Employee or Subcontractor? The Line Is Blurry
As business owners, our quest for increased efficiency and cost effective solutions has led many of us to hire subcontractors. It often makes sense to subcontract for work outside of your expertise or for extra work during abnormally busy times of the year.
From an insurance standpoint, subbing out work has advantages. A sole proprietor with no employees is not required to have workers compensation insurance in Massachusetts. Thus, this cost is eliminated by subbing out work within the law.
The laws governing subcontracting are now complicated and subject to interpretation. Misinterpreting the laws can have unexpected and costly consequences. In Massachusetts, there are three critical tests a worker must pass to be deemed a subcontractor:
1. Freedom from control.
A worker must be free from the presumed employer’s control and direction in performing the service, both under a contract and in fact. To be free from an employer’s direction and control, a worker’s activities must be carried out with independence and autonomy. For example, workers should provide their own tools, set their own hours and take their own approach to completing a job.
In the old days, paper delivery boys and girls were deemed independent contractors. Today they are considered employees and we no longer see young kids delivering papers door to door.
2. Work must be outside the employer’s usual course of business.
To qualify as an independent contractor, the worker’s job or service also must be performed “outside the usual course of business” of the employer. Hence, a hired hand that performs work that is part of the normal service delivered by the employer may not be treated as an independent contractor.
Here’s where the lines get sketchy.
I have seen nightmares created by insurance company auditors.
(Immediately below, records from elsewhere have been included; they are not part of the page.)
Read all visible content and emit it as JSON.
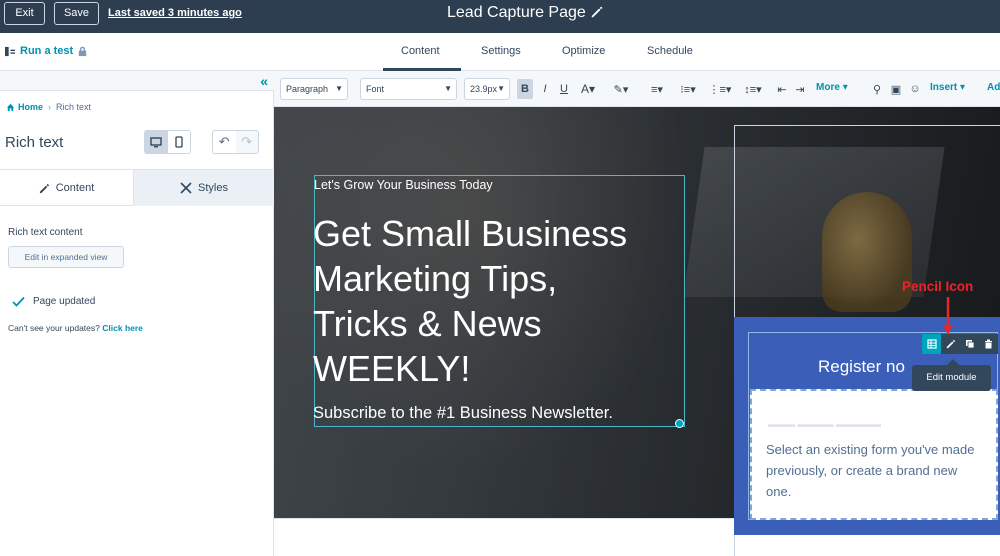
{
  "topbar": {
    "exit_label": "Exit",
    "save_label": "Save",
    "last_saved": "Last saved 3 minutes ago",
    "page_title": "Lead Capture Page"
  },
  "subnav": {
    "run_test": "Run a test",
    "tabs": [
      {
        "label": "Content",
        "active": true
      },
      {
        "label": "Settings",
        "active": false
      },
      {
        "label": "Optimize",
        "active": false
      },
      {
        "label": "Schedule",
        "active": false
      }
    ]
  },
  "left_panel": {
    "breadcrumb_home": "Home",
    "breadcrumb_current": "Rich text",
    "title": "Rich text",
    "content_tab": "Content",
    "styles_tab": "Styles",
    "rich_text_label": "Rich text content",
    "expand_button": "Edit in expanded view",
    "page_updated": "Page updated",
    "cant_see": "Can't see your updates?",
    "click_here": "Click here"
  },
  "editor_toolbar": {
    "paragraph": "Paragraph",
    "font": "Font",
    "font_size": "23.9px",
    "bold": "B",
    "italic": "I",
    "underline": "U",
    "more": "More",
    "insert": "Insert",
    "add": "Ad"
  },
  "canvas": {
    "eyebrow": "Let's Grow Your Business Today",
    "headline_lines": [
      "Get Small Business",
      "Marketing Tips,",
      "Tricks & News",
      "WEEKLY!"
    ],
    "subline": "Subscribe to the #1 Business Newsletter.",
    "register_title": "Register no",
    "form_message": "Select an existing form you've made previously, or create a brand new one.",
    "tooltip": "Edit module"
  },
  "annotation": {
    "label": "Pencil Icon",
    "color": "#e8252b"
  },
  "colors": {
    "topbar": "#2d3e50",
    "accent": "#0091ae",
    "form_bg": "#3b5fb8"
  }
}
If a home builder hires a plumber, is that “outside of his usual course of business?” Some insurance auditors interpret this law very strictly and take the position that any construction activity performed for a general contractor is “in the same course of business”. Thus, the auditor makes a charge for any uninsured subcontractors.
3. Must do this work regularly for others.
Third, an independent contractor must represent him or herself to the public as “being in business to perform the same or similar services.” Furthermore, an independent contractor often has a financial investment in a business that is related to the service he or she is currently performing for the employer.
If a restaurant were to hire the same driver to pick up meats and fresh produce every day and that driver only drove for that one restaurant, an employee relationship would exist.
Make sure your subcontractors pass all three tests to ensure that you will not be hit with penalties and saddled with a higher head count than you wish.
If you have questions about your sub-contractor relationships, feel free to call me.